(Dataset rows for apps and sites)
☆ ☆ ☆

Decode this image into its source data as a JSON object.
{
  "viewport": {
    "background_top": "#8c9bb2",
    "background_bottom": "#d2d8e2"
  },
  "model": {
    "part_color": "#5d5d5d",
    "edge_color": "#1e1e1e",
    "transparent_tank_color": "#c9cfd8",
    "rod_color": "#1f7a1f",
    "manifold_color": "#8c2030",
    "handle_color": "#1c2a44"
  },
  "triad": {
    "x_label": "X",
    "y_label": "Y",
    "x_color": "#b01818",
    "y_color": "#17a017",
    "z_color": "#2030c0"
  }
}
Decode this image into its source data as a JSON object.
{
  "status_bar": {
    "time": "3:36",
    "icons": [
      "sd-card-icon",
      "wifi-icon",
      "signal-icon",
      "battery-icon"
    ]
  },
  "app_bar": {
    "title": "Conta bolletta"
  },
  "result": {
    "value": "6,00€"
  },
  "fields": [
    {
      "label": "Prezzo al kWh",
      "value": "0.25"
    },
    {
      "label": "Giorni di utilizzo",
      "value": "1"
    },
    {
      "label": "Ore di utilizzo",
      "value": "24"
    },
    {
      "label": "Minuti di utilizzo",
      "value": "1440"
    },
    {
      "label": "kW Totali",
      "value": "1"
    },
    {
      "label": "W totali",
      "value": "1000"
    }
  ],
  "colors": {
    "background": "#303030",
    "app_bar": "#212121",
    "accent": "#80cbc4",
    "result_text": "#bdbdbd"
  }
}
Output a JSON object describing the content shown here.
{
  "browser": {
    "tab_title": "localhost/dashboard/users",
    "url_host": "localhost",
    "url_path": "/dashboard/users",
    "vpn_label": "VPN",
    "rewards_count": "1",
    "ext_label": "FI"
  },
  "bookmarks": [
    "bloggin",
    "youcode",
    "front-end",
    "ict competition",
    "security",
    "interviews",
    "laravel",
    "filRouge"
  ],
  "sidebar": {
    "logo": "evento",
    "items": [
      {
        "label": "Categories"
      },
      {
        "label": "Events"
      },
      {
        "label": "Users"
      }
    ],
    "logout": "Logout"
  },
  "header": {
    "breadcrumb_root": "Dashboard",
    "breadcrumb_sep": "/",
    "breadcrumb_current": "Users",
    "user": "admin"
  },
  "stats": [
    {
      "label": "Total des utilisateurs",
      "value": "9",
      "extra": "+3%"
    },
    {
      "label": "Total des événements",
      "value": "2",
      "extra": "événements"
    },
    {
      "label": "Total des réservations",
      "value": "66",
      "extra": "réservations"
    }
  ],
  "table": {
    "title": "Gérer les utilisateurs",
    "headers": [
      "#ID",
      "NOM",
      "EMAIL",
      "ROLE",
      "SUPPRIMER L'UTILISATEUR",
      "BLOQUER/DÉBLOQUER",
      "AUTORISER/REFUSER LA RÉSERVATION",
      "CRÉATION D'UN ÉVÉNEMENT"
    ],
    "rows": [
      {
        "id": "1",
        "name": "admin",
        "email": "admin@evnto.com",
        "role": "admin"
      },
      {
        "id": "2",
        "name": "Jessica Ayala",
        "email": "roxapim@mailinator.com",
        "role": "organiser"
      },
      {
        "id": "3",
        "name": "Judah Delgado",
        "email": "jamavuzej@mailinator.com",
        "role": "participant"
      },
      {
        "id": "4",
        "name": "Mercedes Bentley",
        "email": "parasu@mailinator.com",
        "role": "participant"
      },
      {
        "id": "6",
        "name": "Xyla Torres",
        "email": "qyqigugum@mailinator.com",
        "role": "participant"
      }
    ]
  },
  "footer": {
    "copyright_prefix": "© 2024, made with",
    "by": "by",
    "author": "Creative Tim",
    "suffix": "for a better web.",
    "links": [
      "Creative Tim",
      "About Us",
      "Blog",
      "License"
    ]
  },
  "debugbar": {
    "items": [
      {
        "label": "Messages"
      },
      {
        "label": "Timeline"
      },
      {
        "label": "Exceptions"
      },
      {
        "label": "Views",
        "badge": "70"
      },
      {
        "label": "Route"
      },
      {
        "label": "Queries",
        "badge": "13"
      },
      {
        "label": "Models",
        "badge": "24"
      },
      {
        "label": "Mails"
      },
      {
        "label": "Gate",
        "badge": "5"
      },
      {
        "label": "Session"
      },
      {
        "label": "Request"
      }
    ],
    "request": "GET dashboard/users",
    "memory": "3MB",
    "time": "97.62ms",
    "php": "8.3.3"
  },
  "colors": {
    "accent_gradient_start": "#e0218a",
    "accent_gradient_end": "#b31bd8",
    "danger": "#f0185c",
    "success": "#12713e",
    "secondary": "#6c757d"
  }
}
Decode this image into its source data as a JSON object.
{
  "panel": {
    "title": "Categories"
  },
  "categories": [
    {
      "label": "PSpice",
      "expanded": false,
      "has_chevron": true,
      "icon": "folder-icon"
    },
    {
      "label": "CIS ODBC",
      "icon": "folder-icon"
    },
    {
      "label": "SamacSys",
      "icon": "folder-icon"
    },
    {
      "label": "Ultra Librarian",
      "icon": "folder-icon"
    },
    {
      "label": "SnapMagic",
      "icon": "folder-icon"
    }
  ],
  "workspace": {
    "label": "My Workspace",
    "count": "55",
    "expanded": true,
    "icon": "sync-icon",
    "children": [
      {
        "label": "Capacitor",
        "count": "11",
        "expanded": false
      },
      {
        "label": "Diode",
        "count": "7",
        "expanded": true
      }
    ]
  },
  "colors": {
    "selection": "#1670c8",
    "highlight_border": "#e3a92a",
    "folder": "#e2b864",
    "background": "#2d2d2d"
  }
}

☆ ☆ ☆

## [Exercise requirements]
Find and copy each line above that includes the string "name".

## [Task solution]
        "name": "admin",
        "name": "Jessica Ayala",
        "name": "Judah Delgado",
        "name": "Mercedes Bentley",
        "name": "Xyla Torres",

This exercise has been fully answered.